This started happening in 2010?
Yup… that's when club music became more mainstream. The youngins always embraced it—before and after. But Jersey Club starting really hitting after that. People in Philly definitely like Jersey club, but they have a loyalty to Philly club… But Jersey is definitely creeping up there. They still play Philly club on the radio. DJ Diamond Kuts and DJ Damage kept it alive and kicking. It's mostly late night shows, but some evening. But I think Damage had a show where he would squeeze something in around 5 PM, but mostly you didn't hear Philly club until night time on the radio. But now that it's becoming more of a global thing, people are starting to realize the power of it. So you can't call it a thing that only little kids listen to anymore.


What were the parties you promoted in college like?
When I was in college, they weren't club driven. They were built around just bringing a bunch of people out. Around 2010-'11, I started getting bored with the Top 40 song format. I wanted something more. DJs were playing the same rotations and I felt like I had to switch up my music environment. That's when I met Dirty South Joe and studied under him as a DJ. I reached out to him on Twitter. DJs were not playing what I liked and I wanted to try it out for myself.

Joe introduced me a lot of great artists. I started playing whatever I wanted—dubstep, moombahton, club music, big room, house. Just whatever I wanted. Whatever was a new sound. I met Swizzymack around the same time at a Dillon Francis show… and he was new to the whole scene too at the time. Swizzy just had loads of music being played in constant rotation on Power 99 and 106. I would argue with Swizzy constantly about nothing [laughs]. He's like my fake little "big" brother.

How'd Rihanna end up wearing Babylon Cartel?
When I first moved to LA, I went to an A$AP Rocky show. I'm friends with his DJ, so I was backstage watching the show. Rihanna walks in looking like an opening scene from Star Wars when Darth Vader is patrolling the Death Star with his storm troopers. So I attempted to get her attention to no prevail. But on my second attempt I actually just handed her the Babylon Cartel camo jacket I was wearing. She just looked at me, didn't say thank you, took a puff of her blunt, and continued to walk away holding it up and staring at it. Like how you hold a dollar in the light to see if its real. Next week? My phone is blowing up saying that she is wearing my jacket.


Any new dance music artists you're feeling?
Rex Riot is a very talented Artist from DC. And I recently did a collab with this dope artist named HI$TO from Baltimore. It's great to see a resurgence of Baltimore club producers. I'll also be teaming up with Grande Marshall's manager to manage a new artist named Lucille Ghatti. She doesn't make dance music, but her sound is very futuristic.

If someone supports Babylon Cartel, what do you hope that means for dance music?
Babylon Cartel is dance music. Everything that dance music is about Babylon Cartel represents. If someone supports the brand. I'm hoping they're as open for new sounds, thoughts, and visuals as I am. I feel like most of our supporters already think outside of the box and I want to continue to communicate those elements through the clothing as well as my music. I want to see Erykah Badu do dance music. Seriously, that would make my day.

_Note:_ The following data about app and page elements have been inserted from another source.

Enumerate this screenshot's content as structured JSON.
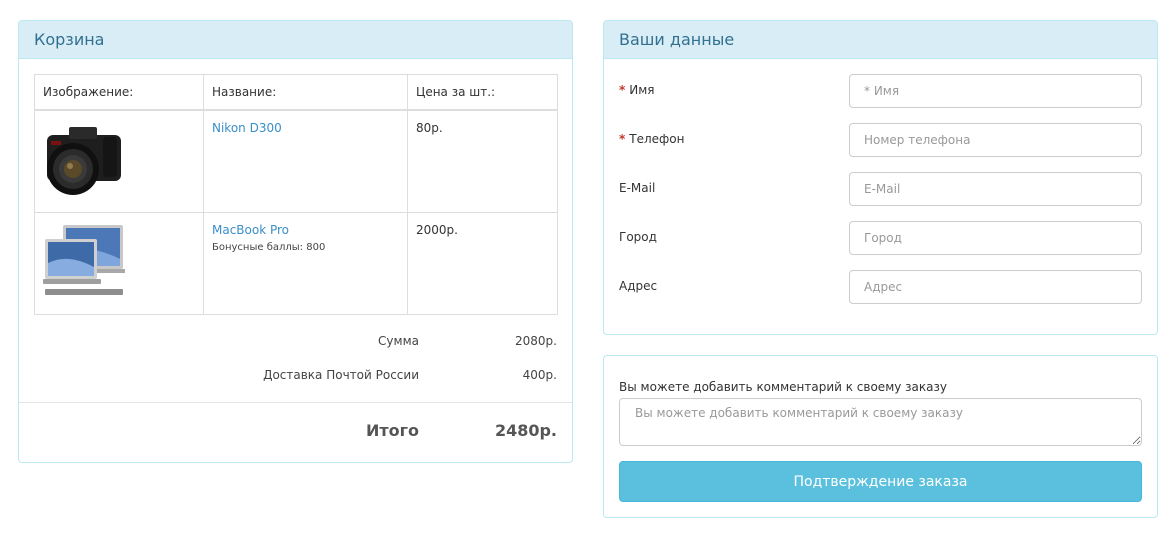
{
  "cart": {
    "title": "Корзина",
    "headers": {
      "image": "Изображение:",
      "name": "Название:",
      "price": "Цена за шт.:"
    },
    "items": [
      {
        "name": "Nikon D300",
        "bonus": "",
        "price": "80р.",
        "image_icon": "camera-image"
      },
      {
        "name": "MacBook Pro",
        "bonus": "Бонусные баллы: 800",
        "price": "2000р.",
        "image_icon": "laptop-image"
      }
    ],
    "totals": {
      "sum_label": "Сумма",
      "sum_value": "2080р.",
      "delivery_label": "Доставка Почтой России",
      "delivery_value": "400р.",
      "total_label": "Итого",
      "total_value": "2480р."
    }
  },
  "customer": {
    "title": "Ваши данные",
    "fields": [
      {
        "required_mark": "*",
        "label": "Имя",
        "placeholder": "* Имя"
      },
      {
        "required_mark": "*",
        "label": "Телефон",
        "placeholder": "Номер телефона"
      },
      {
        "required_mark": "",
        "label": "E-Mail",
        "placeholder": "E-Mail"
      },
      {
        "required_mark": "",
        "label": "Город",
        "placeholder": "Город"
      },
      {
        "required_mark": "",
        "label": "Адрес",
        "placeholder": "Адрес"
      }
    ]
  },
  "comment": {
    "label": "Вы можете добавить комментарий к своему заказу",
    "placeholder": "Вы можете добавить комментарий к своему заказу",
    "submit_label": "Подтверждение заказа"
  },
  "colors": {
    "panel_heading_bg": "#d9edf7",
    "panel_border": "#bce8f1",
    "heading_text": "#31708f",
    "link": "#3a8fc8",
    "required": "#c0392b",
    "button": "#5bc0de"
  }
}
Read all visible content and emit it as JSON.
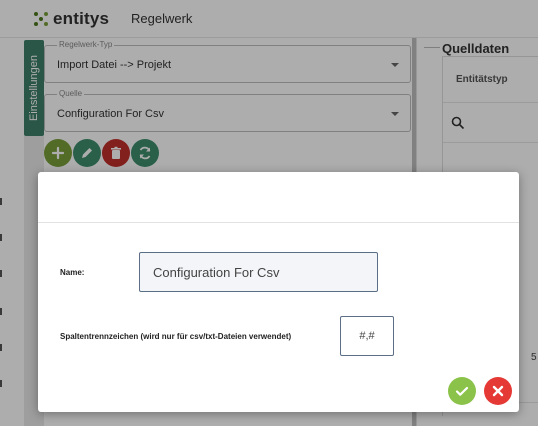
{
  "header": {
    "logo_text": "entitys",
    "title": "Regelwerk"
  },
  "settings": {
    "tab_label": "Einstellungen",
    "rule_type": {
      "legend": "Regelwerk-Typ",
      "value": "Import Datei --> Projekt"
    },
    "source": {
      "legend": "Quelle",
      "value": "Configuration For Csv"
    },
    "buttons": [
      {
        "name": "add",
        "icon": "plus-icon",
        "color": "#7aa03c"
      },
      {
        "name": "edit",
        "icon": "pencil-icon",
        "color": "#3e8e6e"
      },
      {
        "name": "delete",
        "icon": "trash-icon",
        "color": "#c0302b"
      },
      {
        "name": "refresh",
        "icon": "refresh-icon",
        "color": "#3e8e6e"
      }
    ]
  },
  "source_panel": {
    "title": "Quelldaten",
    "column_header": "Entitätstyp",
    "search_icon": "search-icon",
    "partial_value": "5"
  },
  "modal": {
    "name_label": "Name:",
    "name_value": "Configuration For Csv",
    "separator_label": "Spaltentrennzeichen (wird nur für csv/txt-Dateien verwendet)",
    "separator_value": "#,#",
    "confirm": {
      "icon": "check-icon",
      "color": "#8bc34a"
    },
    "cancel": {
      "icon": "close-icon",
      "color": "#e53935"
    }
  }
}
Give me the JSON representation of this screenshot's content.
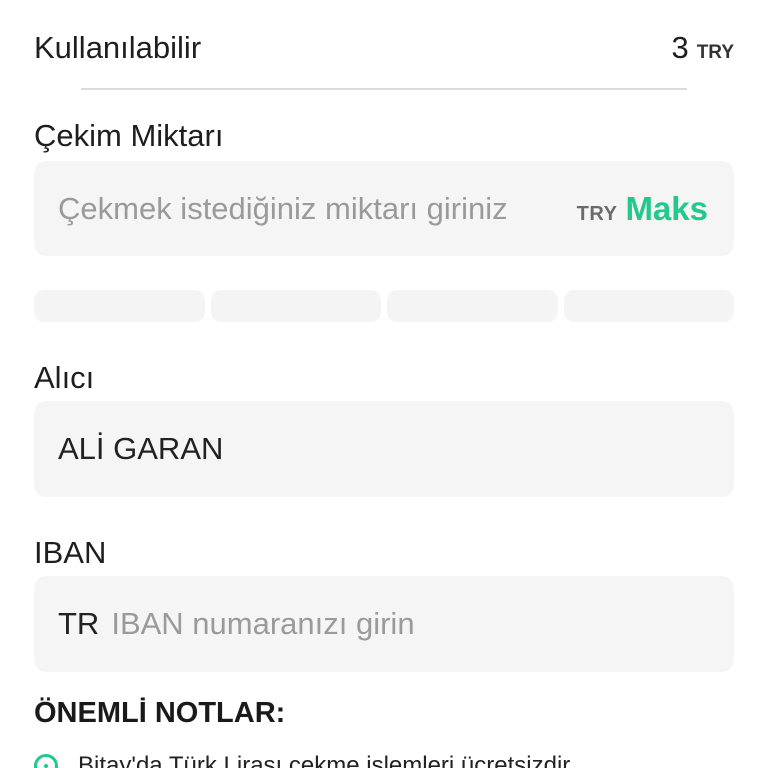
{
  "available": {
    "label": "Kullanılabilir",
    "amount": "3",
    "currency": "TRY"
  },
  "withdraw_amount": {
    "label": "Çekim Miktarı",
    "placeholder": "Çekmek istediğiniz miktarı giriniz",
    "currency": "TRY",
    "max_label": "Maks",
    "presets": [
      "",
      "",
      "",
      ""
    ]
  },
  "recipient": {
    "label": "Alıcı",
    "value": "ALİ GARAN"
  },
  "iban": {
    "label": "IBAN",
    "prefix": "TR",
    "placeholder": "IBAN numaranızı girin"
  },
  "notes": {
    "title": "ÖNEMLİ NOTLAR:",
    "items": [
      {
        "text": "Bitay'da Türk Lirası çekme işlemleri ücretsizdir.",
        "icon": "info-circle-icon"
      }
    ]
  },
  "colors": {
    "accent": "#22c98a",
    "field_bg": "#f5f5f5",
    "placeholder": "#9a9a9a"
  }
}
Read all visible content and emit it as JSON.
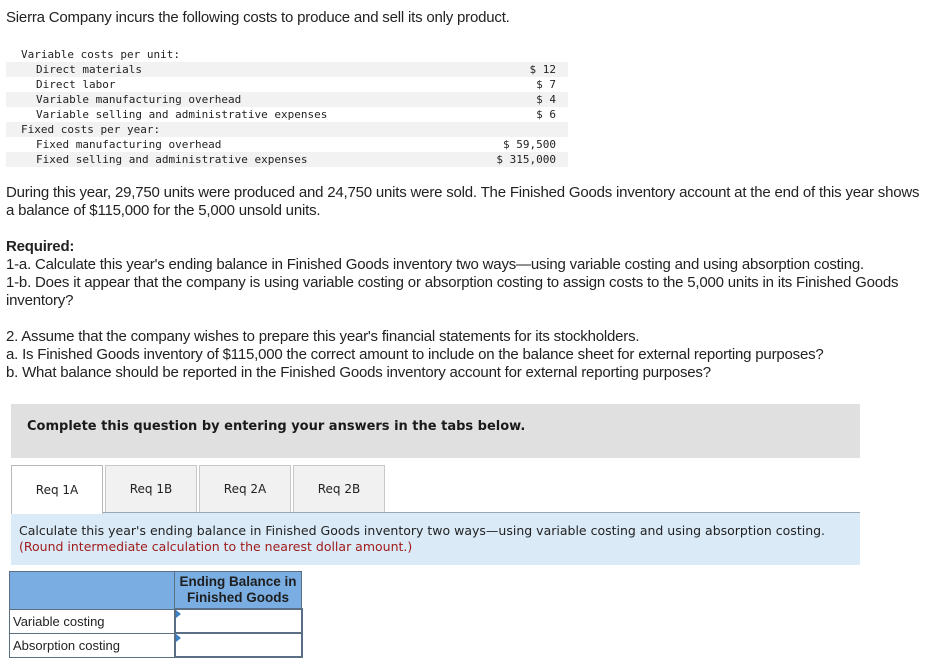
{
  "intro": "Sierra Company incurs the following costs to produce and sell its only product.",
  "cost_table": {
    "variable_header": "Variable costs per unit:",
    "variable_items": [
      {
        "label": "Direct materials",
        "amount": "$ 12"
      },
      {
        "label": "Direct labor",
        "amount": "$ 7"
      },
      {
        "label": "Variable manufacturing overhead",
        "amount": "$ 4"
      },
      {
        "label": "Variable selling and administrative expenses",
        "amount": "$ 6"
      }
    ],
    "fixed_header": "Fixed costs per year:",
    "fixed_items": [
      {
        "label": "Fixed manufacturing overhead",
        "amount": "$ 59,500"
      },
      {
        "label": "Fixed selling and administrative expenses",
        "amount": "$ 315,000"
      }
    ]
  },
  "paragraph1": "During this year, 29,750 units were produced and 24,750 units were sold. The Finished Goods inventory account at the end of this year shows a balance of $115,000 for the 5,000 unsold units.",
  "required_label": "Required:",
  "req_1a": "1-a. Calculate this year's ending balance in Finished Goods inventory two ways—using variable costing and using absorption costing.",
  "req_1b": "1-b. Does it appear that the company is using variable costing or absorption costing to assign costs to the 5,000 units in its Finished Goods inventory?",
  "req_2": "2. Assume that the company wishes to prepare this year's financial statements for its stockholders.",
  "req_2a": "a. Is Finished Goods inventory of $115,000 the correct amount to include on the balance sheet for external reporting purposes?",
  "req_2b": "b. What balance should be reported in the Finished Goods inventory account for external reporting purposes?",
  "complete_bar": "Complete this question by entering your answers in the tabs below.",
  "tabs": [
    {
      "label": "Req 1A",
      "active": true
    },
    {
      "label": "Req 1B",
      "active": false
    },
    {
      "label": "Req 2A",
      "active": false
    },
    {
      "label": "Req 2B",
      "active": false
    }
  ],
  "instructions": {
    "text": "Calculate this year's ending balance in Finished Goods inventory two ways—using variable costing and using absorption costing.",
    "note": "(Round intermediate calculation to the nearest dollar amount.)"
  },
  "answer_table": {
    "column_header": "Ending Balance in Finished Goods",
    "rows": [
      {
        "label": "Variable costing",
        "value": ""
      },
      {
        "label": "Absorption costing",
        "value": ""
      }
    ]
  },
  "colors": {
    "table_header": "#7aaee3",
    "instructions_bg": "#daeaf7",
    "note_text": "#a11c1c",
    "complete_bar_bg": "#e0e0e0"
  }
}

Dance music is already meshing with other genres. But I want that negative stigma that comes along with it to be lifted. Like when Usher and Nicki started making dance music, people ridiculed them. But hey, it's fun to make and you can make boatloads of money off of it. So why not? I'd like to see more art installations in dance music too. Like in videos I would like to see more visual artist to get involved. It would be great to have that same movement like it was in the 80s when Basquiat and Warhol were running around New York. I want to see more visual artist handle artwork for single releases. Art Installations at shows. Visual artists designs stages… If anybody pioneered this it, would be Kanye and even Madonna and MIA.

Mike Steyels was always told he's too weird for his own good - @iswayski